Task description:
Lines of the records that hold the word "nicht" are to be counted; give the number and nothing more.

Entries from a dataset of interfaces
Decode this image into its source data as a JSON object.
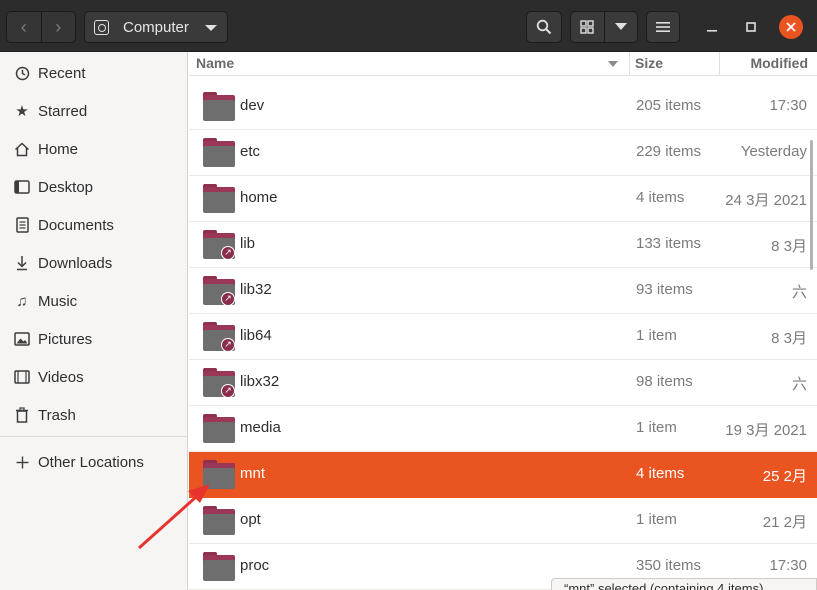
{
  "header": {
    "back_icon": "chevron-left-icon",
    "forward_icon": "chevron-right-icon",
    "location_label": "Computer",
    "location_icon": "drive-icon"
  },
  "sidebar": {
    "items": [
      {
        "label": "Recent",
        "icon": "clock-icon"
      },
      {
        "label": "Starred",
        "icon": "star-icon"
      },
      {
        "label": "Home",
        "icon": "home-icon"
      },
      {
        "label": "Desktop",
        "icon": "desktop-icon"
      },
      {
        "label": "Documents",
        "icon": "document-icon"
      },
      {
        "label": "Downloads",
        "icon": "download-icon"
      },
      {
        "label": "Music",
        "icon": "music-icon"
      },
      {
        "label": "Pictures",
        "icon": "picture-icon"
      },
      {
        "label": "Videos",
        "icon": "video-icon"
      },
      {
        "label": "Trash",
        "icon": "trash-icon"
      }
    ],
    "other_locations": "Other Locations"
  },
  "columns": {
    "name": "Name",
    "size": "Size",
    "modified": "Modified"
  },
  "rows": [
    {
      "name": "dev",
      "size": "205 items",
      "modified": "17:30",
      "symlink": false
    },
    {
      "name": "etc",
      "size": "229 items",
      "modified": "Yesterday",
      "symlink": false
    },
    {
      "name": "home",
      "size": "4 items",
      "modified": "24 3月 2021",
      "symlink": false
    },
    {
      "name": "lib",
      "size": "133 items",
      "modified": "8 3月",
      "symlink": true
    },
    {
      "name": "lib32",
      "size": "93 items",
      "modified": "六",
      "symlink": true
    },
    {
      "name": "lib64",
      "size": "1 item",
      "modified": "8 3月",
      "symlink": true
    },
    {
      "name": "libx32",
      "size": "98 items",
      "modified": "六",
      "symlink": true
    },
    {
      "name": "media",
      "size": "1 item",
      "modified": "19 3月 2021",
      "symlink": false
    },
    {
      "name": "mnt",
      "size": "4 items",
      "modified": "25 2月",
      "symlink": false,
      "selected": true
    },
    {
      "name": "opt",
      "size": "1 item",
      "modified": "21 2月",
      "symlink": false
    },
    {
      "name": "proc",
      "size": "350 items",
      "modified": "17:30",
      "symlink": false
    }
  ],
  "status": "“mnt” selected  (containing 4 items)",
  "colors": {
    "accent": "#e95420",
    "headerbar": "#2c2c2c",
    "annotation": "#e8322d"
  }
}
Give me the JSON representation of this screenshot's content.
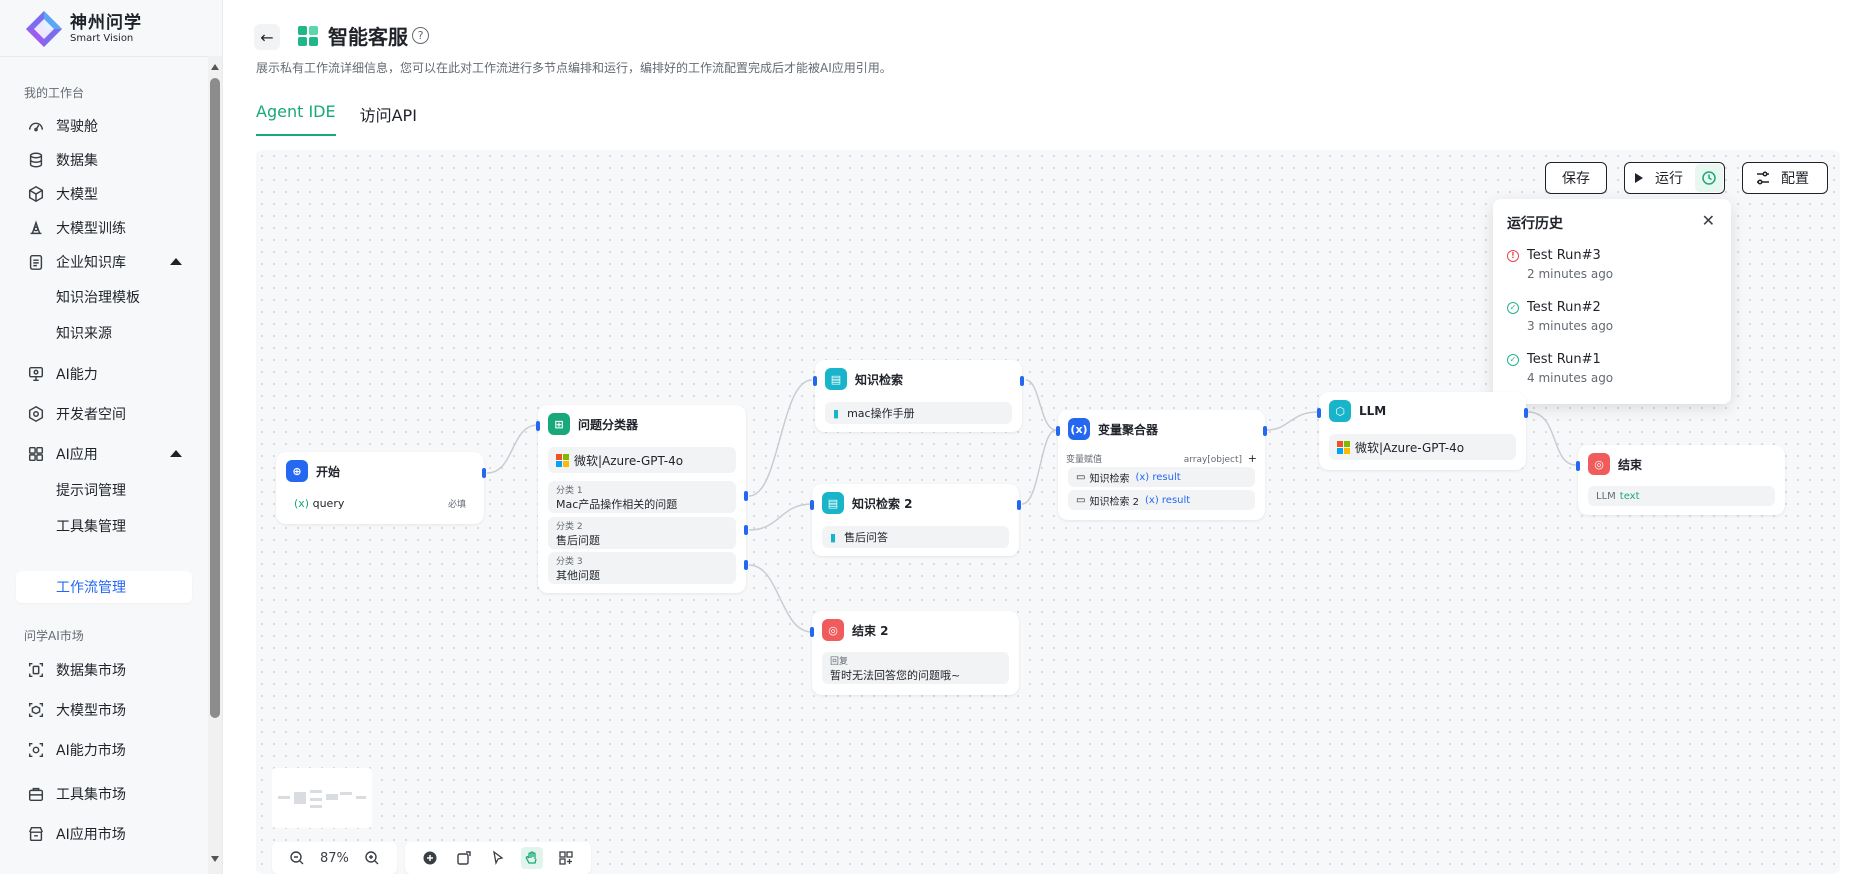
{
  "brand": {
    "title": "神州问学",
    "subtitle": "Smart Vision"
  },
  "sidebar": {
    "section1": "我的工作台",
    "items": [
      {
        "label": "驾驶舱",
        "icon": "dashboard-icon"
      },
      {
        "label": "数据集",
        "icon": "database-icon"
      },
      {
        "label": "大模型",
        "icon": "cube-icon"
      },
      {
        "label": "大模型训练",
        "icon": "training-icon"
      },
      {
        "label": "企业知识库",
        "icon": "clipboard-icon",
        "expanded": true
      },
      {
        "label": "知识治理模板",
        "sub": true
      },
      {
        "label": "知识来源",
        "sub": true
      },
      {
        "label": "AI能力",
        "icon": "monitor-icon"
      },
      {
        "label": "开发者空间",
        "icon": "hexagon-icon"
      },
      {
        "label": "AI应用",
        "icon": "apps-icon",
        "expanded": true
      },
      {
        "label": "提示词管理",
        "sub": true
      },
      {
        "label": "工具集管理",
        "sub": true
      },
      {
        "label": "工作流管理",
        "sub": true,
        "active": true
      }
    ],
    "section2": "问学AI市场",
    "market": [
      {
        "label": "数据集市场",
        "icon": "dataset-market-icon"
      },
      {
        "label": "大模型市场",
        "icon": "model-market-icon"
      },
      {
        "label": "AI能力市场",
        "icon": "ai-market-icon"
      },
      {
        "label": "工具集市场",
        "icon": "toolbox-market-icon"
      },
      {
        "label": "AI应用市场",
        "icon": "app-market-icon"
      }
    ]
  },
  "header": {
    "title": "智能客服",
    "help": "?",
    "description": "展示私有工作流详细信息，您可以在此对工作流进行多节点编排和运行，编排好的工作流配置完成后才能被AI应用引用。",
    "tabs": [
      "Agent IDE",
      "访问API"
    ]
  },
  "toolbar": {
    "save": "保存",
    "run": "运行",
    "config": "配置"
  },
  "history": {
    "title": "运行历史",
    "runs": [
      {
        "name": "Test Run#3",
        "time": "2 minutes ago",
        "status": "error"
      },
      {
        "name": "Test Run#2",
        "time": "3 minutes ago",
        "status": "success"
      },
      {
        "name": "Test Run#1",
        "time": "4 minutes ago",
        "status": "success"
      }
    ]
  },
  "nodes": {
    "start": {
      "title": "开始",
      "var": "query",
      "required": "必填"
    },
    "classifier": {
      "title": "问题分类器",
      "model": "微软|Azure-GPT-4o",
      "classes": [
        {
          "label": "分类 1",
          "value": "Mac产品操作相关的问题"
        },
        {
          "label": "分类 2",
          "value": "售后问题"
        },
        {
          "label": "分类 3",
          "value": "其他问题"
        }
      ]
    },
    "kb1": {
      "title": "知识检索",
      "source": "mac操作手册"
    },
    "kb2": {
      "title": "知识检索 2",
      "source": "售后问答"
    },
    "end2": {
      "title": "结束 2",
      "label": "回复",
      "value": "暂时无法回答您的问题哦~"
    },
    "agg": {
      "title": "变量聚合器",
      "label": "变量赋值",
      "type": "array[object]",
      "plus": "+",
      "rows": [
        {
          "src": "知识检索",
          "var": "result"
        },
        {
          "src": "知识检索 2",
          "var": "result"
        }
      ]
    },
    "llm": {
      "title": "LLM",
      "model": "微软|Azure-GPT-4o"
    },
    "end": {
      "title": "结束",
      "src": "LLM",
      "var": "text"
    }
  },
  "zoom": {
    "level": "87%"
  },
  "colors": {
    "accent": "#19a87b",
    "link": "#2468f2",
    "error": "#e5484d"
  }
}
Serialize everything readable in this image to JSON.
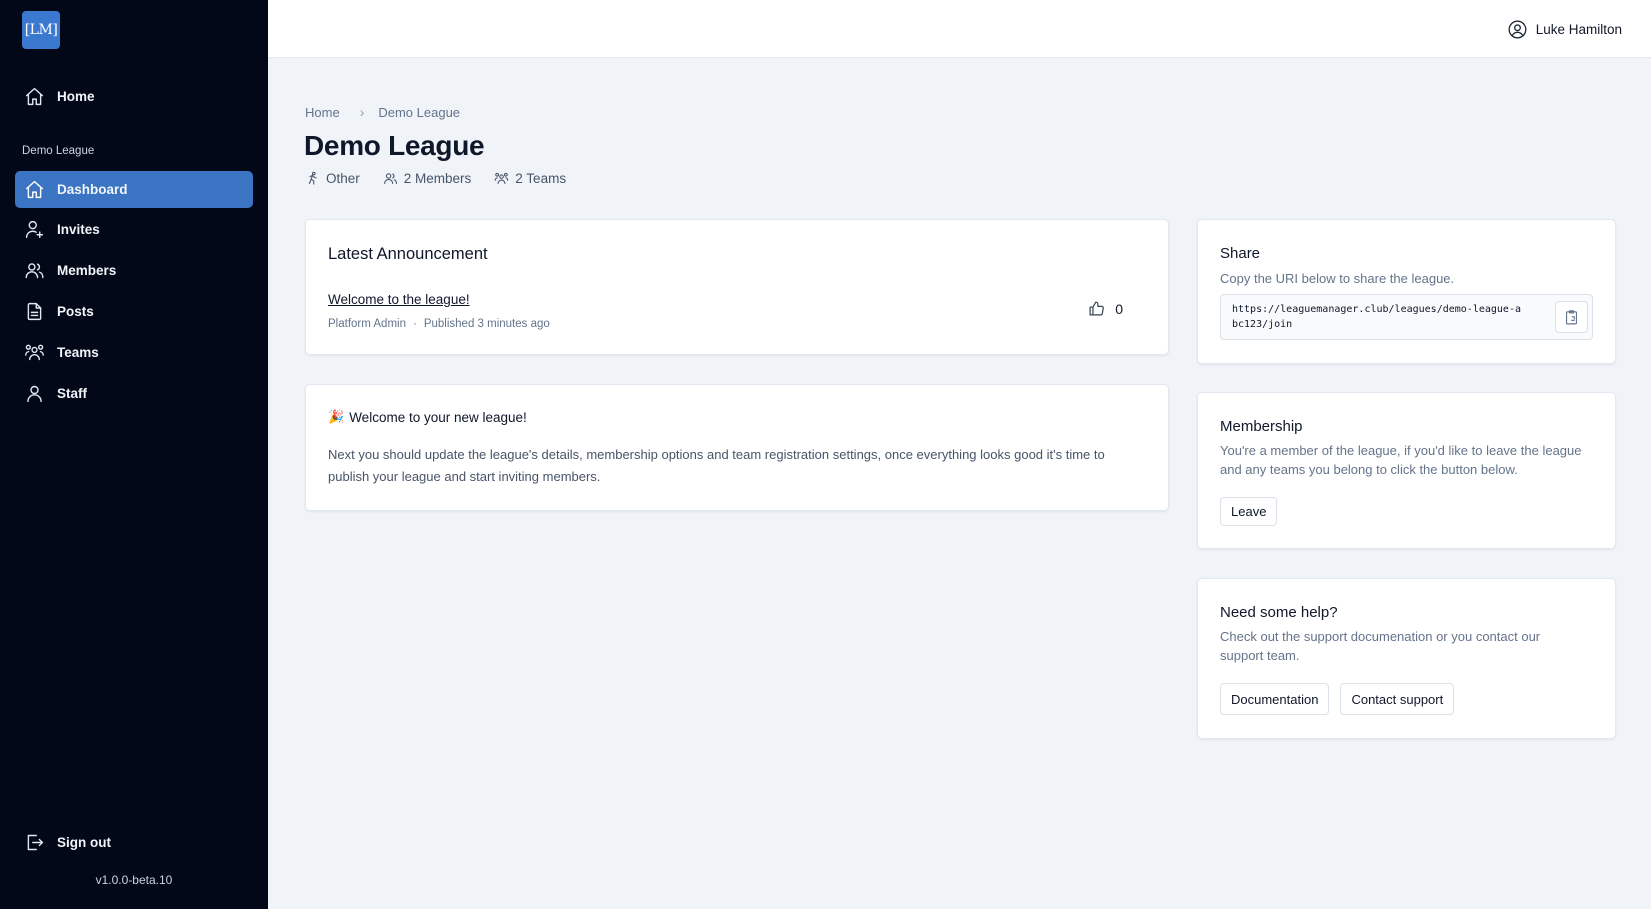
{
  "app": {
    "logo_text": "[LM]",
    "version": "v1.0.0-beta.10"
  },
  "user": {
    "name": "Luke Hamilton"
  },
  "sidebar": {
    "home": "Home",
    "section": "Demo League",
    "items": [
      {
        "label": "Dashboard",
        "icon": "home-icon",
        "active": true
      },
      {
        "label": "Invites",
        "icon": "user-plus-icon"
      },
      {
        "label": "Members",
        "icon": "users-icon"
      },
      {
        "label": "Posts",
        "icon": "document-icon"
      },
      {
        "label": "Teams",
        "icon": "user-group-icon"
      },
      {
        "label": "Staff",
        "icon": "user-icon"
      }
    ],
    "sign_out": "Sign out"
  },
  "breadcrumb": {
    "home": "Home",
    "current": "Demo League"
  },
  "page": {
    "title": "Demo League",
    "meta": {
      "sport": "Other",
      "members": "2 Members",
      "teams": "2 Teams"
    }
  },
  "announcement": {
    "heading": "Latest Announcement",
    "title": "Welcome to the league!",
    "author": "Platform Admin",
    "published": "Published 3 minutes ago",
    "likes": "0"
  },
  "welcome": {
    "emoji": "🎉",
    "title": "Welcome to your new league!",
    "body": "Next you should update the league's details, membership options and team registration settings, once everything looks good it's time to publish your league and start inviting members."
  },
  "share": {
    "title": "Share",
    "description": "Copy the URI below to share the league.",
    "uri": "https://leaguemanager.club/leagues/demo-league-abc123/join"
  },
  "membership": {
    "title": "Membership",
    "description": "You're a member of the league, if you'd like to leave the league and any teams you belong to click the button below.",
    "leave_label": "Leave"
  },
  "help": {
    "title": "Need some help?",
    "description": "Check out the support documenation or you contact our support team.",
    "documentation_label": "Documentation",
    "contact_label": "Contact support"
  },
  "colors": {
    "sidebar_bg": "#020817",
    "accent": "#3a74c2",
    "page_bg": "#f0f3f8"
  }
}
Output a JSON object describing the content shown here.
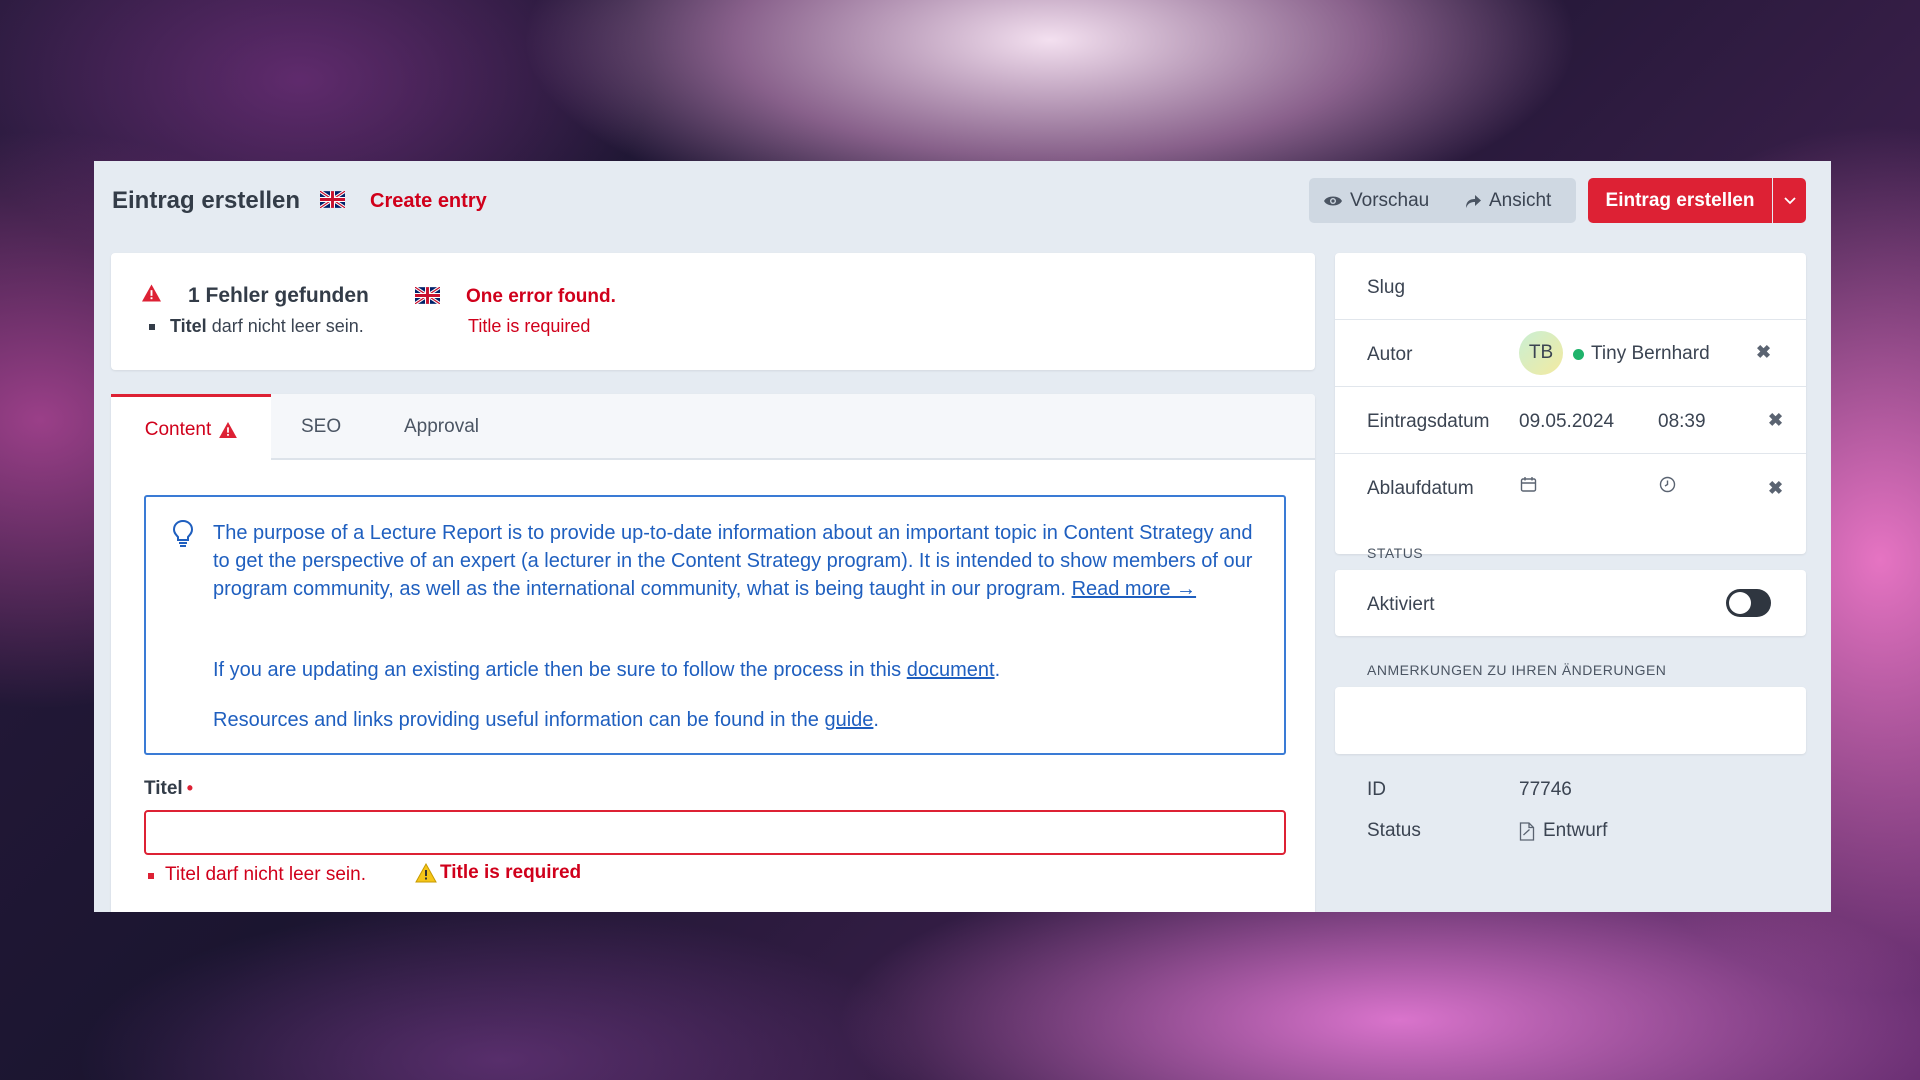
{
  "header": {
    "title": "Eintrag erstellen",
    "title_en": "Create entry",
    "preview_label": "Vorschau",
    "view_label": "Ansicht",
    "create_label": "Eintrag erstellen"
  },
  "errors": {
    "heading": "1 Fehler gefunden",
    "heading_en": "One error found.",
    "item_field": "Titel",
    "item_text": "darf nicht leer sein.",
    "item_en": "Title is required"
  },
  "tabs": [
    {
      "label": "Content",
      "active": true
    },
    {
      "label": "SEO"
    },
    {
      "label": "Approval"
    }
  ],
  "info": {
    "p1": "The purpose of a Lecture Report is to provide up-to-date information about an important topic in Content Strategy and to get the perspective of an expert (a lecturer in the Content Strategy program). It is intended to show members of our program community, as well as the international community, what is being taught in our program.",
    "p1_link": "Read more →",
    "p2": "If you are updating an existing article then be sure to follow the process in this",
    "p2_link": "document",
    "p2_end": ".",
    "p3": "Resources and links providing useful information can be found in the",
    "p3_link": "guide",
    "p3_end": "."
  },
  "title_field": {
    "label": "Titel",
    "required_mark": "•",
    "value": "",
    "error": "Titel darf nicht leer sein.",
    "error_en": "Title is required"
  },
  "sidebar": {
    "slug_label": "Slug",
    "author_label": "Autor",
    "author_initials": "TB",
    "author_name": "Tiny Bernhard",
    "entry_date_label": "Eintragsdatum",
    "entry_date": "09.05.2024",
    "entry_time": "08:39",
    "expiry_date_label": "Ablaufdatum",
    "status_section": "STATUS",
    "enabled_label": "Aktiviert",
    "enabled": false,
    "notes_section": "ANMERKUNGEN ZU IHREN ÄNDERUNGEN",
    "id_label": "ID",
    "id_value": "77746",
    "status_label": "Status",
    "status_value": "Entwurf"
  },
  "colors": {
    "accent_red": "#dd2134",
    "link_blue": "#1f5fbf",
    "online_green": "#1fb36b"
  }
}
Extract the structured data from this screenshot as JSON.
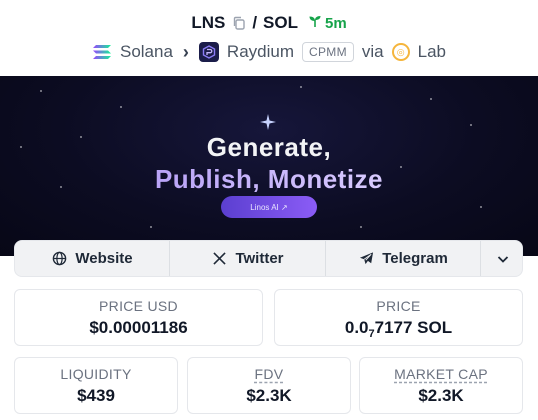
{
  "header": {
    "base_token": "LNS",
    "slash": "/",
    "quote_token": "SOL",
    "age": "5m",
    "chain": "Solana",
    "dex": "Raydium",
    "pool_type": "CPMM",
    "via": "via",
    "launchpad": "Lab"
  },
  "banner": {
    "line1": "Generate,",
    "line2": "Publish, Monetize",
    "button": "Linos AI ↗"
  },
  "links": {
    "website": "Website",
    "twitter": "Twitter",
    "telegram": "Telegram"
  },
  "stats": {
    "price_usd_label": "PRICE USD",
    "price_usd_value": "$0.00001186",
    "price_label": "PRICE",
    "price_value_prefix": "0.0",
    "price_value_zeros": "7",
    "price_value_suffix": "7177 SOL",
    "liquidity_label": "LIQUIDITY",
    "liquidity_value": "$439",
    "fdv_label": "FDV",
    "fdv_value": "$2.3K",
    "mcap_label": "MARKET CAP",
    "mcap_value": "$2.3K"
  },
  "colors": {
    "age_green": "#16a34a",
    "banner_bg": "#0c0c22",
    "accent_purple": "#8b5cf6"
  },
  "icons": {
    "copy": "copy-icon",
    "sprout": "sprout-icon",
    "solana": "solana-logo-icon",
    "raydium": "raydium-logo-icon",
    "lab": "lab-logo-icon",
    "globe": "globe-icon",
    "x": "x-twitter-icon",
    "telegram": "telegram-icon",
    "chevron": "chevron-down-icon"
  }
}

Expected answer:
2